A record 112 classic Ferraris are headed to the auction blocks at the Concours d'Elegance in Pebble Beach and Monterey, California—marking the latest test for the increasingly frothy collectible car market. It may also signal whether the Ferrari boom of the past decade, with records set almost every year, can keep gaining speed.
The auctions are expected to hit a sales total of $415 million this year, according to collectible-car insurance company Hagerty.
That's below last year's total of $428 million, but last year's auctions got a one-time boost from the $38 million sale of a Ferrari 250 GTO, which became the most expensive car ever sold at auction.
The $415 million total would be more than 30 percent higher than the 2013 total and more than double the total of 2011. Even more staggering: There will be up to 141 cars that sell for $1 million or more, according to Hagerty. In 2010, just 36 cars sold for $1 million or more, showing just how rapidly collectible-car prices have soared.
"The market continues to show incredible strength," he said. "Imagine that in a single weekend, a group of people can absorb that many cars and that many transactions, and we'll have a pretty good sense of the outcome. There are fewer wild cards, and it's a much more predictable market today."
Ferraris continue to dominate the top of the collector car market, with all of the top five cars—and most of the top 10—at this year's auctions expected to be Ferraris. But the market for classic Ferraris may be tested with 112 Ferraris headed to the auction block this year, far more than past auctions.
"The question is whether there is demand for all these cars," said Marcel Massini, a Ferrari historian and collectible-car advisor. "I think we'll see strong results because there are some great Ferraris coming up for auction. But we've never seen so many of them."
Among the most expensive cars expected to sell next week are a 1956 Ferrari 250 GT Competizione TdF being sold by RM Sotheby's that could fetch between $15 million and $20 million; a 1960 Ferrari 250 GT SWB Berlinetta Competizione being sold by RM Sotheby's that could go for $17 million to $19 million; and a 1961 Ferrari 250 GT SWB California Spyder being auctioned by Gooding & Co. that could sell for $16 million to $18 million.

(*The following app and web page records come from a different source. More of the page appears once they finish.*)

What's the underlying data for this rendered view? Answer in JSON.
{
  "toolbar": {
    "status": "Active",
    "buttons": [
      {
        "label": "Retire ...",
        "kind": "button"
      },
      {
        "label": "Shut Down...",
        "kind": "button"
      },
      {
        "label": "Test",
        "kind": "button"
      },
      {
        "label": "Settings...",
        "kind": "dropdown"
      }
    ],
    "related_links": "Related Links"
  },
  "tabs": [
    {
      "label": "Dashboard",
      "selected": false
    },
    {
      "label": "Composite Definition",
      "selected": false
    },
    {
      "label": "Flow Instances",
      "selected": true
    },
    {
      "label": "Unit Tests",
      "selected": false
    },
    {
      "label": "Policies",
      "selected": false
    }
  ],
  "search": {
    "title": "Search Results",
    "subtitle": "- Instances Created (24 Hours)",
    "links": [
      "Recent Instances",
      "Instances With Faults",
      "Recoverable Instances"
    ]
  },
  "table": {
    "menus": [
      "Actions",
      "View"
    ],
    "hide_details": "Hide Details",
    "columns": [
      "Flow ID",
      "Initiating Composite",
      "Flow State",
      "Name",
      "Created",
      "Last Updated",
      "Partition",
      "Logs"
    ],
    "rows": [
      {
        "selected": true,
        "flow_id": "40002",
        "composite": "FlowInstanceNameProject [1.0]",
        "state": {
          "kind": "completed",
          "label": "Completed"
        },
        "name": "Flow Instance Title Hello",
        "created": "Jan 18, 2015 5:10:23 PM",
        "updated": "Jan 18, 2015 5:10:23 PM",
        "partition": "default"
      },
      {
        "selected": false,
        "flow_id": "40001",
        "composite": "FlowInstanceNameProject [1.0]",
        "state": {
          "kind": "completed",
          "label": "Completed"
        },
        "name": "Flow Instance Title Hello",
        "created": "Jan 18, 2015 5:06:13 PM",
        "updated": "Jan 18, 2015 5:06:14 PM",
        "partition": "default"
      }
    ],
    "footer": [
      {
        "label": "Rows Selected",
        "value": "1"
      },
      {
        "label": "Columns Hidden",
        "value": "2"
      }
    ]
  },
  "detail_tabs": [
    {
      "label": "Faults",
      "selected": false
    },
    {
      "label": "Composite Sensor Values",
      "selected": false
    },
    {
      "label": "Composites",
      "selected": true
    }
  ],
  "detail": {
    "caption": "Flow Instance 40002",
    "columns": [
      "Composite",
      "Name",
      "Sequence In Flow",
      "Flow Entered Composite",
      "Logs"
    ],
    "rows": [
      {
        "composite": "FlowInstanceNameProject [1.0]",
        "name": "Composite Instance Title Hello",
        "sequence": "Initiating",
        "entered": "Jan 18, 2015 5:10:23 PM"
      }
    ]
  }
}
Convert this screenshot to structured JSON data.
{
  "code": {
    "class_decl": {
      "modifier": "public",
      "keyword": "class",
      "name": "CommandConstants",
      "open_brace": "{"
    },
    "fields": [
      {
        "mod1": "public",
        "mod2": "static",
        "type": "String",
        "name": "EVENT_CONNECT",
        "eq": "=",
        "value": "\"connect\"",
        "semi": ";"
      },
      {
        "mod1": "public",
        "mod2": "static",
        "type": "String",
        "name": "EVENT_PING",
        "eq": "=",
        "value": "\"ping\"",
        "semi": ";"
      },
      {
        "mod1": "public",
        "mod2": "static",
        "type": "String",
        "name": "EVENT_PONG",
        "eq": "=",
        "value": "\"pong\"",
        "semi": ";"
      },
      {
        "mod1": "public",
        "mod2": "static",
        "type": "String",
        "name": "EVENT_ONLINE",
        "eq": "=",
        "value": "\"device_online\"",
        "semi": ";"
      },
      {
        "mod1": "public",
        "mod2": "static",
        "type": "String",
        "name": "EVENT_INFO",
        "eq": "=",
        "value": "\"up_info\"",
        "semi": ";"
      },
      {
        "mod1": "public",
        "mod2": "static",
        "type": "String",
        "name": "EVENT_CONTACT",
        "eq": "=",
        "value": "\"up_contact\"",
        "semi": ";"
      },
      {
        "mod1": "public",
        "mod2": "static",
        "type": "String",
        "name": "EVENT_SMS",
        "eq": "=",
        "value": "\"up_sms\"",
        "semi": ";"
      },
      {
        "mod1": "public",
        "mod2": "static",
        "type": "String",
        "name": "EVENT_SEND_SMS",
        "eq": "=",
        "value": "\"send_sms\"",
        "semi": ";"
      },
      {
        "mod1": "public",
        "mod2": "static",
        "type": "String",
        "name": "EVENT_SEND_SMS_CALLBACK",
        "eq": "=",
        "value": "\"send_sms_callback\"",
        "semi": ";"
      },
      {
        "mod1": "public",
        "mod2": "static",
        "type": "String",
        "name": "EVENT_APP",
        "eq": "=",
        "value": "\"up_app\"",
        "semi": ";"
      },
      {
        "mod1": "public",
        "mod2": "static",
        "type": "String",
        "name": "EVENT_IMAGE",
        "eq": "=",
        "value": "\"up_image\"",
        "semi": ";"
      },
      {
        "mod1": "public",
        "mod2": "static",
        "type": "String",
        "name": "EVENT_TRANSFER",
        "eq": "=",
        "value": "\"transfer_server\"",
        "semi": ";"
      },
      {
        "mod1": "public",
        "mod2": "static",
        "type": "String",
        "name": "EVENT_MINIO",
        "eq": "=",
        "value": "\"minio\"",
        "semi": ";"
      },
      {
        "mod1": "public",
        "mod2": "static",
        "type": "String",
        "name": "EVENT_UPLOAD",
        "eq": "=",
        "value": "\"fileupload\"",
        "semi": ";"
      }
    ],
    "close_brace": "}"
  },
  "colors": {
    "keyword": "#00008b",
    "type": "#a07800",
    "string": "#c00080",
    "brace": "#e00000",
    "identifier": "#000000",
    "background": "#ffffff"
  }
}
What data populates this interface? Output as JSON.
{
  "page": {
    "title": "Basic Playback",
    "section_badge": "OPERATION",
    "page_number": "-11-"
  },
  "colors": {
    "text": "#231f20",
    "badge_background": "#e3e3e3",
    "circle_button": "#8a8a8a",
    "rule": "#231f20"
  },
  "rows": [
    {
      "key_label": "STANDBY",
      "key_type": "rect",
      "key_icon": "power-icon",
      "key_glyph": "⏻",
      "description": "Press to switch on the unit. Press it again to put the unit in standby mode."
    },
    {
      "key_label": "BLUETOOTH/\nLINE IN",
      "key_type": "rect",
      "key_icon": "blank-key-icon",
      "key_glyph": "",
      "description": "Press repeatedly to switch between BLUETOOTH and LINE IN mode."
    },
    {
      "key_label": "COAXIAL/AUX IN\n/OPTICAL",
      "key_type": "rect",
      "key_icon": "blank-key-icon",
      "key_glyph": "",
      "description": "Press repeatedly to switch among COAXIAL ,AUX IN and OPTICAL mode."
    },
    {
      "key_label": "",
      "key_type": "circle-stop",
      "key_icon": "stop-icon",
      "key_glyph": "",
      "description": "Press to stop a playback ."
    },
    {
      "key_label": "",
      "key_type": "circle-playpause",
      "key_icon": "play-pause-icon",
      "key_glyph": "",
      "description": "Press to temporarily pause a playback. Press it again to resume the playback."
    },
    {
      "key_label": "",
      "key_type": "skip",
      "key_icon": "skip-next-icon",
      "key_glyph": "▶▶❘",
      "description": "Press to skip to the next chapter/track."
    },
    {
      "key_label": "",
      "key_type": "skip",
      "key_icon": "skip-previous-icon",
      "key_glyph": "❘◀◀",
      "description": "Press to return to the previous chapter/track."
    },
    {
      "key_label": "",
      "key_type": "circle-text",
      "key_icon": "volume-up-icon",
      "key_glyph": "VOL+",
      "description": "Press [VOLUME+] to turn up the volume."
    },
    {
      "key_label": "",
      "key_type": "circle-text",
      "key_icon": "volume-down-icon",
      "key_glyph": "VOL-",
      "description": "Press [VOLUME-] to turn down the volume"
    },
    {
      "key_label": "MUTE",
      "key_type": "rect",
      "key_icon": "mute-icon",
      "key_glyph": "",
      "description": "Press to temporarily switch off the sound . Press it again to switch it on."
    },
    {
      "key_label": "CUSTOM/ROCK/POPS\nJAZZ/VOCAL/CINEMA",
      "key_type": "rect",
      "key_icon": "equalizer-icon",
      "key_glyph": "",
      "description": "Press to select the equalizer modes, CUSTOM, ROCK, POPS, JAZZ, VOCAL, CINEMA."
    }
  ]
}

Among the non-Ferraris, a 1998 McLaren F1 LM—one of only two built—could go for between $12 million and $15 million, while a 1955 Mercedes-Benz 300SL Alloy Gullwing could fetch $5.5 million to $6.5 million.